Week in FX Americas – Will the Fed Deliver?

  • Market hanging on two words from the Fed
  • Has the NFP miss reduced the Fed’s urgency?
  • US 10’s in their longest losing streak in 12-months

The mere thought that the U.S. Federal Reserve is about to change its rhetoric has been enough to scare the markets of late. Will it come in next Wednesday’s Federal Open Market Committee (FOMC) statement? This very question has been torturing all asset classes: bonds, equities, and forex. Expect investors to be focusing on just a couple of words regarding the current low-rate environment: “considerable time.” If the Fed stops saying it, the market will take it as a “definite indication that something has changed with the Fed’s intentions.” This will result in bringing forward individuals’ timing of a Fed rate hike. The sweet spot on that curve is currently the second quarter of 2015.

Presently, last week’s nonfarm payroll miss (+142k versus +226k) has many in the market pulling back on the Fed’s rate normalization timeline. The lower payroll print would suggest that Fed Chair Janet Yellen could lead with “lower for longer.” If the number came in on target, or better, then the market would expect pressure on the Fed to lean toward an explicit change to its forward guidance. The miss may have reduced the Fed’s urgency to do something of note.

U.S. Treasurys Lack a Bid

Investors can expect the Fed to taper a minimum of $10B off of its third round of quantitative easing, or QE3, next Wednesday, and to again indicate that the program will end in October. Tapering $15B now could send the wrong message; perhaps it will split the difference and go $12.5B over the remaining two meetings.

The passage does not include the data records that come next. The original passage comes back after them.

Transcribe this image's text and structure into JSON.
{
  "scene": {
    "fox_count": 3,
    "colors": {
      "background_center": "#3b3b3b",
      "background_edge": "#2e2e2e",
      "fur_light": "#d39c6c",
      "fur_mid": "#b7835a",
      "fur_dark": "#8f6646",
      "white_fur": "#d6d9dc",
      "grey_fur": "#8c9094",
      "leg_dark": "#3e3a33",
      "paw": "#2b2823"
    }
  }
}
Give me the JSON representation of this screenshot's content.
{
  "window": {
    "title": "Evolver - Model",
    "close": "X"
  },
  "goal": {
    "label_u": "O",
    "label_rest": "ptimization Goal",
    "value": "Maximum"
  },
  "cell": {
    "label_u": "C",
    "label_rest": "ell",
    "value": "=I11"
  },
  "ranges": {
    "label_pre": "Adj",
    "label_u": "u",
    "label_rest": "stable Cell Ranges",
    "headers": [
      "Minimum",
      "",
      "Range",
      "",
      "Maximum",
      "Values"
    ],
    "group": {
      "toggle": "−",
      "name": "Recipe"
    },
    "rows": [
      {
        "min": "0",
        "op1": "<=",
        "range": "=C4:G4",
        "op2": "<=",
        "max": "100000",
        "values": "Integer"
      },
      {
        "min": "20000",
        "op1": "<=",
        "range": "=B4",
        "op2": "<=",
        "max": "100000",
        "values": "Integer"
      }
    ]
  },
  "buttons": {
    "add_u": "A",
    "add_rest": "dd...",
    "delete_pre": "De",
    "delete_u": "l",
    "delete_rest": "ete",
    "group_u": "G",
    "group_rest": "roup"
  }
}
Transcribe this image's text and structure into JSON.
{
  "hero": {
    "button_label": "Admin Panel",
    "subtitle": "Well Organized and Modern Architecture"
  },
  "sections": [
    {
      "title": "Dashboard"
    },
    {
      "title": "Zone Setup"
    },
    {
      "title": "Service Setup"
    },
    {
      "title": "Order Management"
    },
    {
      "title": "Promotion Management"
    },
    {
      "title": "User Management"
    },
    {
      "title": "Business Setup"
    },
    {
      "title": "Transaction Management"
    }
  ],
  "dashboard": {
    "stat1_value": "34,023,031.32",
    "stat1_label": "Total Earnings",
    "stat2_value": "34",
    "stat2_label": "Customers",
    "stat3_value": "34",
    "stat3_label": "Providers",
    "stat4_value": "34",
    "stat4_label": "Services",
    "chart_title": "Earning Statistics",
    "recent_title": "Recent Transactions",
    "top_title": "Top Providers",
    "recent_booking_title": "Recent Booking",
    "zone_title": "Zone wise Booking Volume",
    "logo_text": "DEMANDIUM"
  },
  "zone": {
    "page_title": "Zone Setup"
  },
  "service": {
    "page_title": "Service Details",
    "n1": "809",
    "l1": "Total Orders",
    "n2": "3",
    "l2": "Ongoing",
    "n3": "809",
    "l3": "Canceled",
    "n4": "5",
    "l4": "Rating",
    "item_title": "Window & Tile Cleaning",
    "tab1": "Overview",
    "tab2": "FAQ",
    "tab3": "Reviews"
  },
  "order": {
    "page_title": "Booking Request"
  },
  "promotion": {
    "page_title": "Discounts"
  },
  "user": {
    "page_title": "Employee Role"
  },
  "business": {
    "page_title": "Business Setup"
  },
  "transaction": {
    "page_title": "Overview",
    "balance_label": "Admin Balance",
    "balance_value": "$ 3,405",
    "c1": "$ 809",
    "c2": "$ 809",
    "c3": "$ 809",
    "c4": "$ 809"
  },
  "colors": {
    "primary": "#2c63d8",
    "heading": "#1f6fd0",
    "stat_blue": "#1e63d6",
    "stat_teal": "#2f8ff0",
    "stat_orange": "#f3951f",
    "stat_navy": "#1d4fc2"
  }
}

So far in the U.S. Treasury market, it has been more of the same, with investors liquidating product further out the curve especially in the 10-year bucket. There is definitely a lack of a bid as we close out the week with 10’s at +2.585%, up +4bps as prices decline for a seventh consecutive day. That’s the longest losing streak in more than a year fueled by speculation that Yellen may delete “considerable time” from the Fed’s statement next week.

What to Expect Next Week

Investors should expect the current uptick in intraday volatility to remain intact supported by geopolitical events, a few central bank meetings, and the Scottish referendum.

The Reserve Bank of Australia will kick-start the week with its Monetary Policy Meeting minutes being released on Monday. A less dovish Fed has been persecuting the carry trades despite a supporting Aussie jobs number. Investors will also attempt to decipher interest rate clues from a speech Bank of Japan Governor Haruhiko Kuroda will make. Currently, they are looking for any sign that Prime Minister Shinzo Abe is pushing for further monetary stimulus.

Scottish referendum fever continues to grip market price action, and though the odds for the country to vote to leave the U.K. has lessened, sterling’s fate rests on next Thursday’s Scottish independence vote. Along with the vote, expect U.K. retail sales to also occupy the Bank of England’s Governor Mark Carney.

A fear of the Fed taking a more hawkish stance at its two-day meeting that ends next Wednesday is keeping both European and U.S. bond yields elevated. U.S. policymakers are expected to shed some light on plans to raise interest rates. The market will be focusing intently on the FOMC press conference after the federal-funds rate decision.

On Thursday, the Swiss National Bank (SNB) will set its Libor (London Interbank Offered Rate) though no changes are expected. However, Swiss authorities could be put to the test if the EUR’s downfall escalates and encroaches on the two-year-old EUR/CHF floor at €1.2000. There is no reason to assume the appetite for SNB intervention is diminished at this point. In fact, the pressure for action has intensified.

WEEK AHEAD

* CNY New Yuan Loans
* GBP Consumer Price Index
* EUR German ZEW Survey (Economic Sentiment)
* GBP Bank of England Minutes
* USD Consumer Price Index
* **USD Federal Open Market Committee Rate Decision**
* NZD Gross Domestic Product
* CHF Swiss National Bank Rate Decision
* CAD Consumer Price Index

This article is for general information purposes only. It is not investment advice or a solution to buy or sell securities. Opinions are the authors; not necessarily that of OANDA Corporation or any of its affiliates, subsidiaries, officers or directors. Leveraged trading is high risk and not suitable for all. You could lose all of your deposited funds.

Dean Popplewell

Dean Popplewell

Vice-President of Market Analysis at MarketPulse
Dean Popplewell has nearly two decades of experience trading currencies and fixed income instruments. He has a deep understanding of market fundamentals and the impact of global events on capital markets. He is respected among professional traders for his skilled analysis and career history as global head of trading for firms such as Scotia Capital and BMO Nesbitt Burns. Since joining OANDA in 2006, Dean has played an instrumental role in driving awareness of the forex market as an emerging asset class for retail investors, as well as providing expert counsel to a number of internal teams on how to best serve clients and industry stakeholders.
Dean Popplewell